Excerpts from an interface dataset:
= Beginning of Section =

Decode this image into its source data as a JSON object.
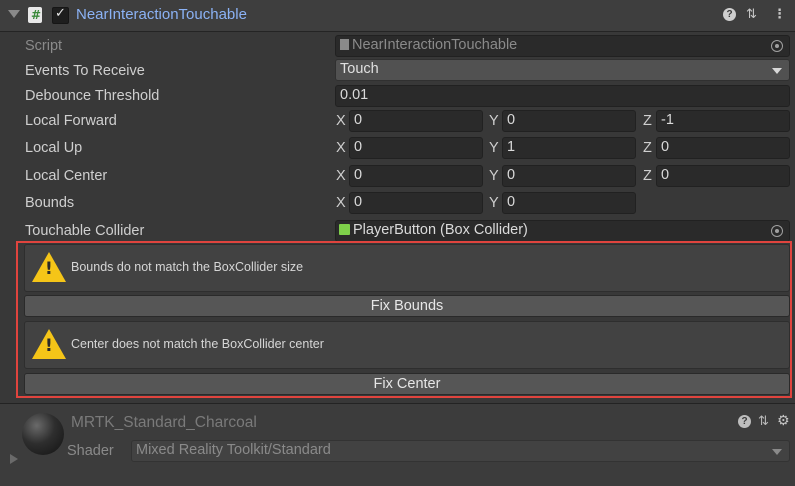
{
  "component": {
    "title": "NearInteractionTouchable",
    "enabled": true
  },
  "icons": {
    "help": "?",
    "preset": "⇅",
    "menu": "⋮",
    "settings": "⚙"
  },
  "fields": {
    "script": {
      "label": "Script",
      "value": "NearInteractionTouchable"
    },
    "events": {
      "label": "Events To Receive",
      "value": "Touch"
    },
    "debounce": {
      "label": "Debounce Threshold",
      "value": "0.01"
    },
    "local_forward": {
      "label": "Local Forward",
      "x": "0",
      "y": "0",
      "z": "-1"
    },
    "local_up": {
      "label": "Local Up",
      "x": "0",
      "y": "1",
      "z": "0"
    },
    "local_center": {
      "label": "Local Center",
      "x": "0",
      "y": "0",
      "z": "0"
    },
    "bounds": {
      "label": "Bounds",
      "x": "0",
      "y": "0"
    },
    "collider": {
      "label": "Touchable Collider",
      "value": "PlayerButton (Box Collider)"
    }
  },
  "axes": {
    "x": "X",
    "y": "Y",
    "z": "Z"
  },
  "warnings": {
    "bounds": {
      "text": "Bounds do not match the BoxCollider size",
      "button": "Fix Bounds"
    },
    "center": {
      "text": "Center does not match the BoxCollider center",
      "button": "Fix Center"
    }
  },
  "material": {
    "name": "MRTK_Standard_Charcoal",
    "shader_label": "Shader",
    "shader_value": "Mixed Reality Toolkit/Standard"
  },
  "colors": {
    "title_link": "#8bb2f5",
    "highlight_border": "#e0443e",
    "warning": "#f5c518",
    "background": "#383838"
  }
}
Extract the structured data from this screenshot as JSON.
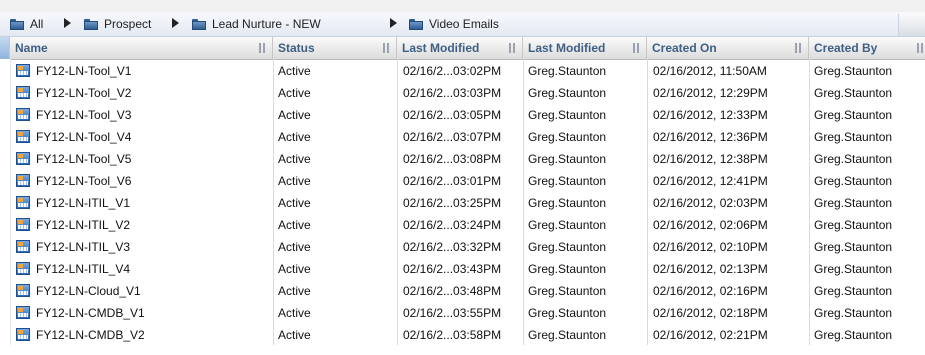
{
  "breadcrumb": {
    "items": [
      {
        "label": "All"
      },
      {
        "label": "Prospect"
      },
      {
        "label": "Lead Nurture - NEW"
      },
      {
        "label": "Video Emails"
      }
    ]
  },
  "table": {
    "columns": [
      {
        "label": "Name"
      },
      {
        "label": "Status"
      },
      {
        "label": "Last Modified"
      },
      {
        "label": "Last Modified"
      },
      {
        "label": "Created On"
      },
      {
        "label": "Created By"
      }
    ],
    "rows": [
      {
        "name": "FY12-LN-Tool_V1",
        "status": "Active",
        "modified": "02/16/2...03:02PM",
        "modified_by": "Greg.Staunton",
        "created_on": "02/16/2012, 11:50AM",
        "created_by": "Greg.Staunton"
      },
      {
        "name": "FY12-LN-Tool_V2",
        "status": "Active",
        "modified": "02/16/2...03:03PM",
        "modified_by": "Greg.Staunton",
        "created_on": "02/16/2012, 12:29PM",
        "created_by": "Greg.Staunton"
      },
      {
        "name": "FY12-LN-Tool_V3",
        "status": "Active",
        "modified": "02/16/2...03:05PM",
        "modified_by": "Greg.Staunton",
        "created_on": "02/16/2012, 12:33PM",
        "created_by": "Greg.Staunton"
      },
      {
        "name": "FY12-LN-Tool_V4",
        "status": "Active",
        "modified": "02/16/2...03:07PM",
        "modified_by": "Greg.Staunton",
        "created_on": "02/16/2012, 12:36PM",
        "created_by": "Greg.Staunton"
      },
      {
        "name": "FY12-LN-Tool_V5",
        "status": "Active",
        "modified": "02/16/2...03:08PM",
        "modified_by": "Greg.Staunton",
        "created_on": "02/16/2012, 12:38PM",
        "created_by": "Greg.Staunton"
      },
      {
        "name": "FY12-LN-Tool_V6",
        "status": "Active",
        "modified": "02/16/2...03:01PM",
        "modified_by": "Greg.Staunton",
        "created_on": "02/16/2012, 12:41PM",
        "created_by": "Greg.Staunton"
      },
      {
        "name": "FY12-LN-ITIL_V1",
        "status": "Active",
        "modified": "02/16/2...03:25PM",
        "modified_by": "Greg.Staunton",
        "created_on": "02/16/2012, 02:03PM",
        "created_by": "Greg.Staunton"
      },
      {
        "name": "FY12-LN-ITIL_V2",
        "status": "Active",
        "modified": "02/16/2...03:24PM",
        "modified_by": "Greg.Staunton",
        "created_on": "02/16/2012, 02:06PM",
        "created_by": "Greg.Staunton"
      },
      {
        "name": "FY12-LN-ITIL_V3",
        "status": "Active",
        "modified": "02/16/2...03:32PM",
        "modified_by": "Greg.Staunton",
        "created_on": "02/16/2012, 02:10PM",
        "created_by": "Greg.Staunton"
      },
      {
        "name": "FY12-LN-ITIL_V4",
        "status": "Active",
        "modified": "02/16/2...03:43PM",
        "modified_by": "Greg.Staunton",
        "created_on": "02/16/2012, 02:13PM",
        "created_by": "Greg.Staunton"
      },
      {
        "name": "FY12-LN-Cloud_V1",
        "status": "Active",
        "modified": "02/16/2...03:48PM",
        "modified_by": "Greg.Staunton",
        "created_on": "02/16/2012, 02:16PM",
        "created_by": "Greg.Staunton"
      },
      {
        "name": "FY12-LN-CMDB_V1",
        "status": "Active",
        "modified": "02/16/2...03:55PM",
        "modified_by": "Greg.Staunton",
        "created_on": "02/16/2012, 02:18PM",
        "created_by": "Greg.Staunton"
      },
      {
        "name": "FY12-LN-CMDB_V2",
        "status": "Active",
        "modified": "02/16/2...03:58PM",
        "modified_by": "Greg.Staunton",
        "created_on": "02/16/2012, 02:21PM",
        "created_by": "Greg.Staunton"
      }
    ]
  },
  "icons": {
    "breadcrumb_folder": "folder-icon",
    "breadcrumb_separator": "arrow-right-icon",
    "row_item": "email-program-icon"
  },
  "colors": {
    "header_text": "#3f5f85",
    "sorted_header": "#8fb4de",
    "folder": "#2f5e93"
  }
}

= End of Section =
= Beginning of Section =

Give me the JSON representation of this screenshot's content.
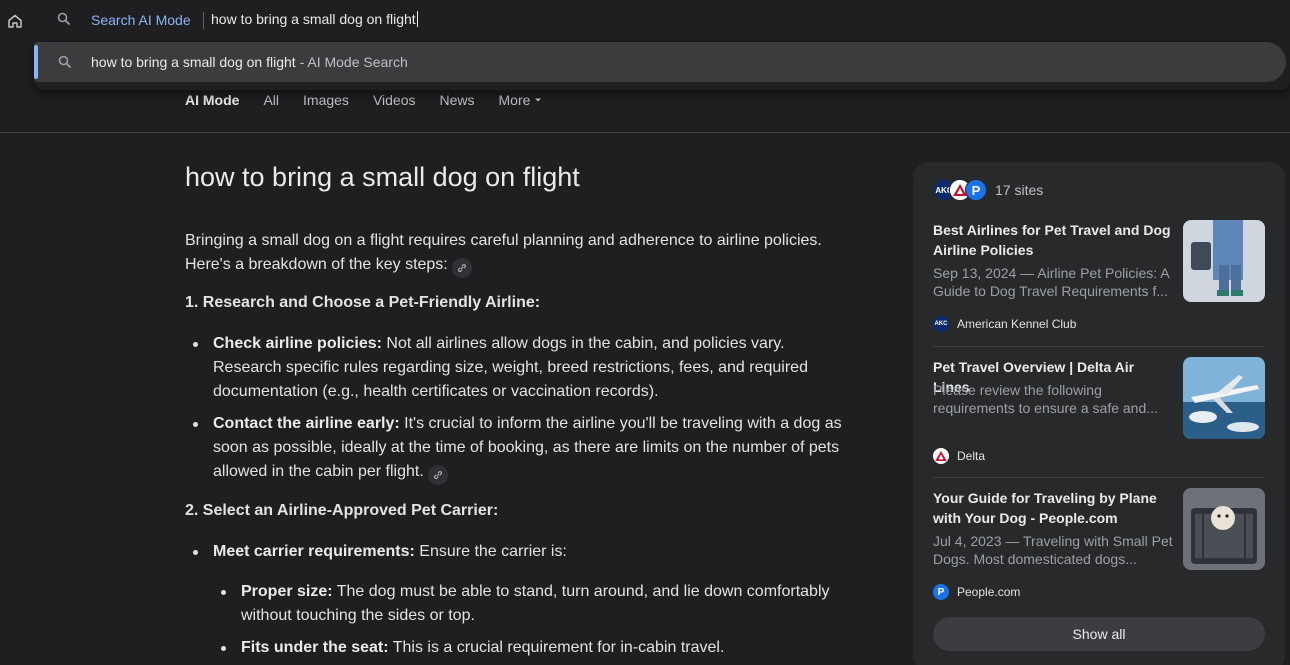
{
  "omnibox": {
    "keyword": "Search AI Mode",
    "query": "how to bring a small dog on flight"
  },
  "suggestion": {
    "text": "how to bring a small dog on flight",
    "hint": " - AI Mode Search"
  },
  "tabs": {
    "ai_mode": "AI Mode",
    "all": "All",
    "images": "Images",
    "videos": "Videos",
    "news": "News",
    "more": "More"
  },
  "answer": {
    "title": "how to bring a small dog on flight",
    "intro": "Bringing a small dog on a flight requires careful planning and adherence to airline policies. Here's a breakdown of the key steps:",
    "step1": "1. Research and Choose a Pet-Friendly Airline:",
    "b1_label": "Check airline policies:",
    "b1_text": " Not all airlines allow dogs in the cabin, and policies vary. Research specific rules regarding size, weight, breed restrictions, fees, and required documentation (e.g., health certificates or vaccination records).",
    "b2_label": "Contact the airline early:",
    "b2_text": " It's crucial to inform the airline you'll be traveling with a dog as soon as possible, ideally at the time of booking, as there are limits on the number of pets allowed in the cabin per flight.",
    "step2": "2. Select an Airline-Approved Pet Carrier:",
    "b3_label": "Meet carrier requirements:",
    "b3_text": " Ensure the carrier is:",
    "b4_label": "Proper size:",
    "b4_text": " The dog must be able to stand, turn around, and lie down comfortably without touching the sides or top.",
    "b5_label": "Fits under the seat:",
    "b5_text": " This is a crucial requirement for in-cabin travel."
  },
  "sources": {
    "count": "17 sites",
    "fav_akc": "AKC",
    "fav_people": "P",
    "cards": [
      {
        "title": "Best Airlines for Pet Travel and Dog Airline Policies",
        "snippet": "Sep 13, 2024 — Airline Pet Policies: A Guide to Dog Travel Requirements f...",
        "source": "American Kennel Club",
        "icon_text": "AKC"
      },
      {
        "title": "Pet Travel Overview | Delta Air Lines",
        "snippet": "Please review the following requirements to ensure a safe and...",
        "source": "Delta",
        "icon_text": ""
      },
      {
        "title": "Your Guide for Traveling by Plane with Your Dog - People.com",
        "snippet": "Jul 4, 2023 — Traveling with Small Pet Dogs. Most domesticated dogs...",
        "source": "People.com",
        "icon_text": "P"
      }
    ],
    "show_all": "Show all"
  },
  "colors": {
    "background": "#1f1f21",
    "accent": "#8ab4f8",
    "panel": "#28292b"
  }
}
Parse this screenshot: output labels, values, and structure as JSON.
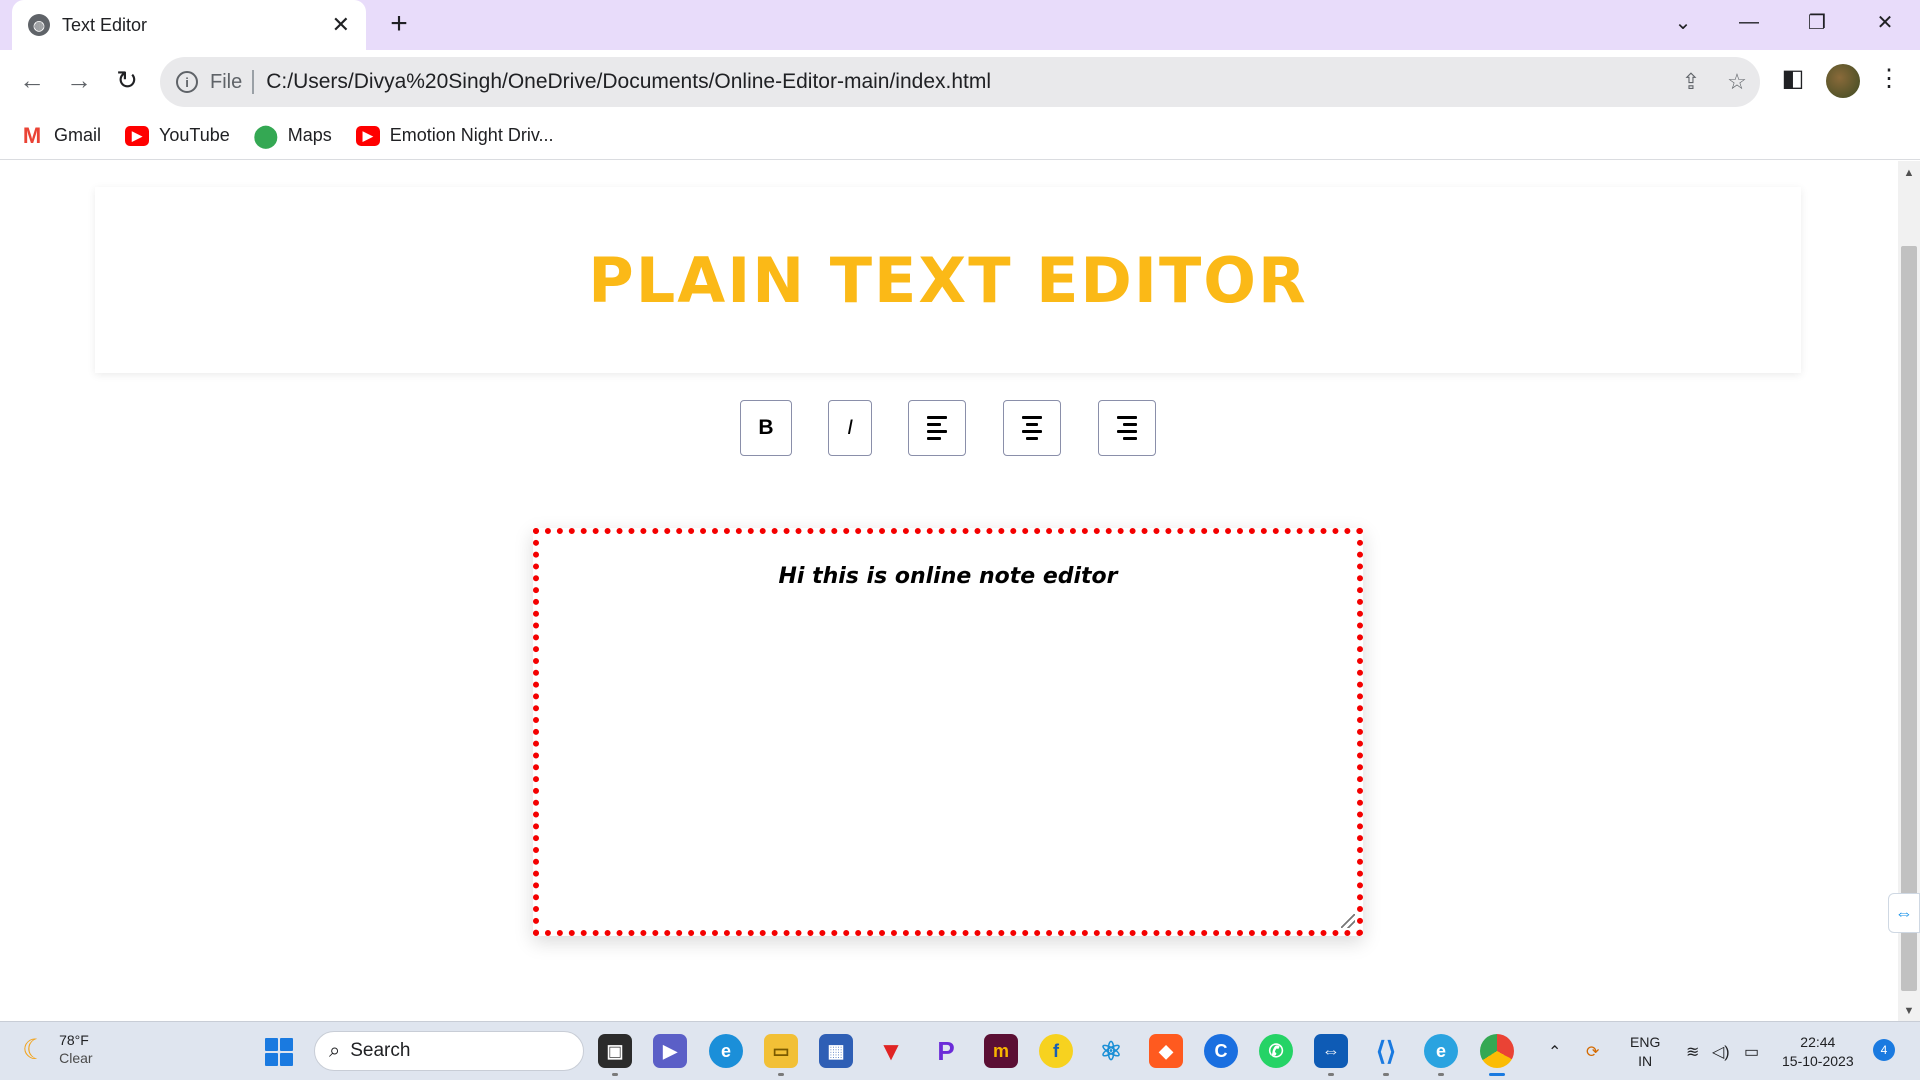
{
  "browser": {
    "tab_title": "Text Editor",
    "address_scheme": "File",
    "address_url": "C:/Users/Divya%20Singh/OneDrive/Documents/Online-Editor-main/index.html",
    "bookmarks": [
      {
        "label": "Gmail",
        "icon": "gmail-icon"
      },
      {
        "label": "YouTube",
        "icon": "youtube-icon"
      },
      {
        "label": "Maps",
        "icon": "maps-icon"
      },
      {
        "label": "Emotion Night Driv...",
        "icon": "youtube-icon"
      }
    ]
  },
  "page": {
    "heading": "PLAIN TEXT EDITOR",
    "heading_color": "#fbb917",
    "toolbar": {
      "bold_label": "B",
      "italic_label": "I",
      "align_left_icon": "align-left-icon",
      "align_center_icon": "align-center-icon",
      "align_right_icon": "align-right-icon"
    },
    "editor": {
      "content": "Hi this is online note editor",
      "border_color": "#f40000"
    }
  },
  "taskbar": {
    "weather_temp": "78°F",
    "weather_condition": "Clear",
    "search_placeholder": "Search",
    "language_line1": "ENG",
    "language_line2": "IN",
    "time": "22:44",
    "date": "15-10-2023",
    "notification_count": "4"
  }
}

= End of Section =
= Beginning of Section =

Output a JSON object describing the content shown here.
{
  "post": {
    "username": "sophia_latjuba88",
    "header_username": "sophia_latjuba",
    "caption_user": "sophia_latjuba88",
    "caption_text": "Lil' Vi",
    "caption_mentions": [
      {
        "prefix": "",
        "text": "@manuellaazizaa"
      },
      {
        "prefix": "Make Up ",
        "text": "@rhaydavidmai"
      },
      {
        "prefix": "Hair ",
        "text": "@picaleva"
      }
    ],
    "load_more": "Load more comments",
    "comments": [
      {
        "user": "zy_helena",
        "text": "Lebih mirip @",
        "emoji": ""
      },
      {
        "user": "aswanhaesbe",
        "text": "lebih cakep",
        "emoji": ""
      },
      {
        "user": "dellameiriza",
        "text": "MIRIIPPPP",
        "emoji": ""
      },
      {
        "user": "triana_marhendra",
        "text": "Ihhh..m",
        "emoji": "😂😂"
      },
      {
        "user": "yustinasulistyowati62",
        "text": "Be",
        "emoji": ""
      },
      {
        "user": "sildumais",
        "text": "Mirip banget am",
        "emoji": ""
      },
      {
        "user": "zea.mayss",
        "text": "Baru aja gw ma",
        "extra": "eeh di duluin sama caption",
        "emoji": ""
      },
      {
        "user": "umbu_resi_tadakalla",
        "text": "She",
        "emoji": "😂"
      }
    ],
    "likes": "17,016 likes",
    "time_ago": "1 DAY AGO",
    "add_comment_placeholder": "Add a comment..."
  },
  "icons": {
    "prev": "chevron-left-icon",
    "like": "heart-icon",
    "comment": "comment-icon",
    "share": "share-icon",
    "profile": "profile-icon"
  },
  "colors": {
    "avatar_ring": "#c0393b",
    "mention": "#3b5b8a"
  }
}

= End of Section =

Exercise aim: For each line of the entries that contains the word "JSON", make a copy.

Response:
Decode this image into its source data as a JSON object.
Extract the structured data from this screenshot as JSON.
Give me the JSON representation of this screenshot's content.
Parse this screenshot: output labels, values, and structure as JSON.
Output a JSON object describing the content shown here.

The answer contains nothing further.